Now we get a description of Fflewddur Fflam – lanky, with a pointed nose and “bright yellow hair,” which is kind of hard to picture on a grown man (but I bet he looks a lot like this guy). He has a beautiful harp, but his clothes are worn and patched, and he looks nothing like “the bards Taran had learned about from The Book of Three.” I guess those bards were fat and had brown hair and nice clothes? Taran explains that Fflewddur was rescued by mistake, and Fflewddur says he should have figured as much, because who would care if he were “languishing in a dungeon or not?” Poor Fflewddur! Taran wants to go back to the ruins and look for Gwydion, in case he miraculously survived having a castle fall on him. Fflewddur is all for storming the castle, but disappointed to hear “there’s not much of it left to storm.”

They arrive at the ruin of Spiral Castle, see some dead guards sprawled around, try to move a couple of heavy rocks and then Taran, in his typical melodramatic fashion, pronounces Gwydion good and dead and turns his face away.
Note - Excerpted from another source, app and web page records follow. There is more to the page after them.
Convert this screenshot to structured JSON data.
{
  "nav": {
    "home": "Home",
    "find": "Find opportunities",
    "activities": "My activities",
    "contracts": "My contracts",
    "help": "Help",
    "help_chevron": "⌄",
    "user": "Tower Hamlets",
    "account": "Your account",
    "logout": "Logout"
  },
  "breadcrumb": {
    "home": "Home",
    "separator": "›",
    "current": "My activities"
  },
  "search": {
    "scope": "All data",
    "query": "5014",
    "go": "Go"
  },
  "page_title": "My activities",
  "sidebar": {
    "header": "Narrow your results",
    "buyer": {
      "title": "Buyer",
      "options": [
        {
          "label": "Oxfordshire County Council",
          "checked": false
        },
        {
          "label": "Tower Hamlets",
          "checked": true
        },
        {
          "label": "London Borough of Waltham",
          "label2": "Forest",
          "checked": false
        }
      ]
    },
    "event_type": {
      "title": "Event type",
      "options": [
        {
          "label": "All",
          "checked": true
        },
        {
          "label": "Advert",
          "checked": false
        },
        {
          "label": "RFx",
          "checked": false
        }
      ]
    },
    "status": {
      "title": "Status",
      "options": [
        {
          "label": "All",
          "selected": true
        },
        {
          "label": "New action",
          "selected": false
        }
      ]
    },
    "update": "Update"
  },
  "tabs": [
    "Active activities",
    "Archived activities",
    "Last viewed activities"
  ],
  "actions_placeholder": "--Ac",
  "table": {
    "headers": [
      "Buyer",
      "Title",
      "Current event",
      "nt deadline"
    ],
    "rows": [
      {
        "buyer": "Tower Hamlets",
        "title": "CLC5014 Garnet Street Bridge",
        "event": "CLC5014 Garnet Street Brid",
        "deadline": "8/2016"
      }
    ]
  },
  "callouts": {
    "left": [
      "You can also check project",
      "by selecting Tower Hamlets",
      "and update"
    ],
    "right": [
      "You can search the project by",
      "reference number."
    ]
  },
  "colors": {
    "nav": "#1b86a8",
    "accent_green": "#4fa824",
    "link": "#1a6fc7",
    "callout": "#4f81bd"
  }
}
He announces, “I am impatient to be gone from here” – a phrase which I absolutely love and plan to use the next time I’m waiting in line somewhere. Eilonwy points out that the rest of them aren’t having a splendid time either. I love how this whole chapter is just Eilonwy pointing out what an insensitive dunce Taran is. They pick up some extra weapons, travel a safe distance away from the ruins, and then stop to rest. Taran takes the first watch, and before long, who should appear but poor humble Gurgi! He greets Taran: “Crunchings and munchings?”
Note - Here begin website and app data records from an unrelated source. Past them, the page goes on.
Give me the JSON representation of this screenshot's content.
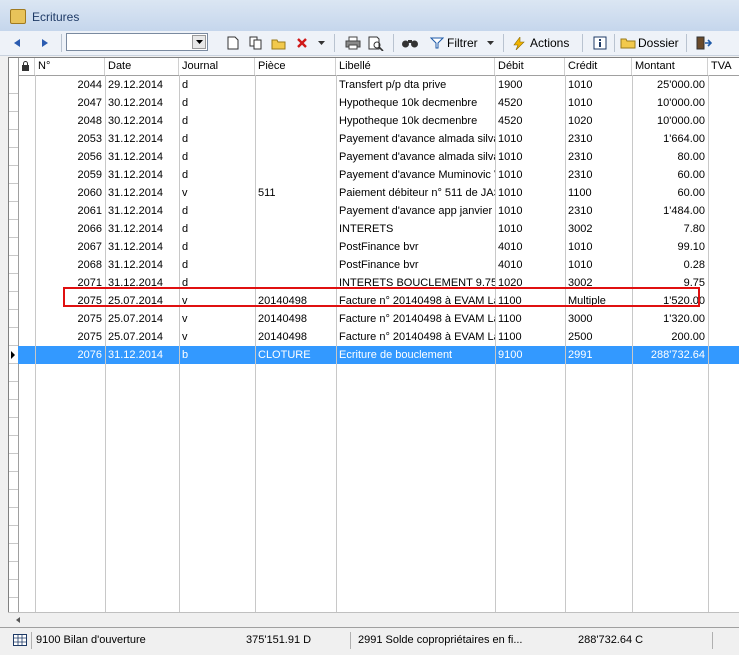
{
  "window": {
    "title": "Ecritures"
  },
  "toolbar": {
    "filter_label": "Filtrer",
    "actions_label": "Actions",
    "folder_label": "Dossier",
    "search_value": ""
  },
  "table": {
    "columns": [
      "N°",
      "Date",
      "Journal",
      "Pièce",
      "Libellé",
      "Débit",
      "Crédit",
      "Montant",
      "TVA"
    ],
    "rows": [
      [
        "2044",
        "29.12.2014",
        "d",
        "",
        "Transfert p/p dta prive",
        "1900",
        "1010",
        "25'000.00",
        ""
      ],
      [
        "2047",
        "30.12.2014",
        "d",
        "",
        "Hypotheque 10k decmenbre",
        "4520",
        "1010",
        "10'000.00",
        ""
      ],
      [
        "2048",
        "30.12.2014",
        "d",
        "",
        "Hypotheque 10k decmenbre",
        "4520",
        "1020",
        "10'000.00",
        ""
      ],
      [
        "2053",
        "31.12.2014",
        "d",
        "",
        "Payement d'avance almada silva",
        "1010",
        "2310",
        "1'664.00",
        ""
      ],
      [
        "2056",
        "31.12.2014",
        "d",
        "",
        "Payement d'avance almada silva",
        "1010",
        "2310",
        "80.00",
        ""
      ],
      [
        "2059",
        "31.12.2014",
        "d",
        "",
        "Payement d'avance Muminovic V",
        "1010",
        "2310",
        "60.00",
        ""
      ],
      [
        "2060",
        "31.12.2014",
        "v",
        "511",
        "Paiement débiteur n° 511 de JAS",
        "1010",
        "1100",
        "60.00",
        ""
      ],
      [
        "2061",
        "31.12.2014",
        "d",
        "",
        "Payement d'avance app janvier M",
        "1010",
        "2310",
        "1'484.00",
        ""
      ],
      [
        "2066",
        "31.12.2014",
        "d",
        "",
        "INTERETS",
        "1010",
        "3002",
        "7.80",
        ""
      ],
      [
        "2067",
        "31.12.2014",
        "d",
        "",
        "PostFinance bvr",
        "4010",
        "1010",
        "99.10",
        ""
      ],
      [
        "2068",
        "31.12.2014",
        "d",
        "",
        "PostFinance bvr",
        "4010",
        "1010",
        "0.28",
        ""
      ],
      [
        "2071",
        "31.12.2014",
        "d",
        "",
        "INTERETS BOUCLEMENT 9.75",
        "1020",
        "3002",
        "9.75",
        ""
      ],
      [
        "2075",
        "25.07.2014",
        "v",
        "20140498",
        "Facture n° 20140498 à EVAM La",
        "1100",
        "Multiple",
        "1'520.00",
        ""
      ],
      [
        "2075",
        "25.07.2014",
        "v",
        "20140498",
        "Facture n° 20140498 à EVAM La",
        "1100",
        "3000",
        "1'320.00",
        ""
      ],
      [
        "2075",
        "25.07.2014",
        "v",
        "20140498",
        "Facture n° 20140498 à EVAM La",
        "1100",
        "2500",
        "200.00",
        ""
      ],
      [
        "2076",
        "31.12.2014",
        "b",
        "CLOTURE",
        "Ecriture de bouclement",
        "9100",
        "2991",
        "288'732.64",
        ""
      ]
    ],
    "selected_index": 15
  },
  "status": {
    "debit_account": "9100 Bilan d'ouverture",
    "debit_amount": "375'151.91 D",
    "credit_account": "2991 Solde copropriétaires en fi...",
    "credit_amount": "288'732.64 C"
  },
  "colors": {
    "selection": "#3399ff",
    "highlight_box": "#e01010"
  }
}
Eilonwy and Fflewddur are intrigued by the new arrival. But Taran calls him a “miserable, sneaking wretch who deserted us as soon as we were attacked.” Because he hasn’t learned anything from when he threw Eilonwy under the bus in similar fashion a few hours ago and was totally wrong about it. Gurgi protests that he ran off to find help. Eilonwy takes his part and says it was probably sensible for him to do so, and Gurgi throws himself at the feet of the “noble lady.” Taran is having none of it, so Gurgi goes to crawl sadly away, but not without first dropping a hint about what he’s seen. Taran agrees to share some “crunchings” in return for the information, which is that many more hosts have joined the Horned King. Fflewddur does his whole delusions-of-grandeur thing again and says they should ride out and attack, but Taran wisely acknowledges that it would be foolish to go up against such numbers without help. He tries to go to sleep, but is tormented by the vision of those burning wicker baskets – you’re not the only one, Taran! – and can’t decide whether his next move should be to continue pursuing Hen Wen or to carry out Gwydion’s mission of warning the Sons of Don at Caer Dathyl. Things have “ceased to be simple,” and now he wishes he were back home at Caer Dallben pulling weeds and making those boring old horseshoes again. Poor kid. I know I pick on him a lot, but I really do feel for him in this scene. What would you do, readers?

If you keep looking for Hen Wen, turn to page 118.
If you go to Caer Dathyl to warn the Sons of Don, turn to page 95.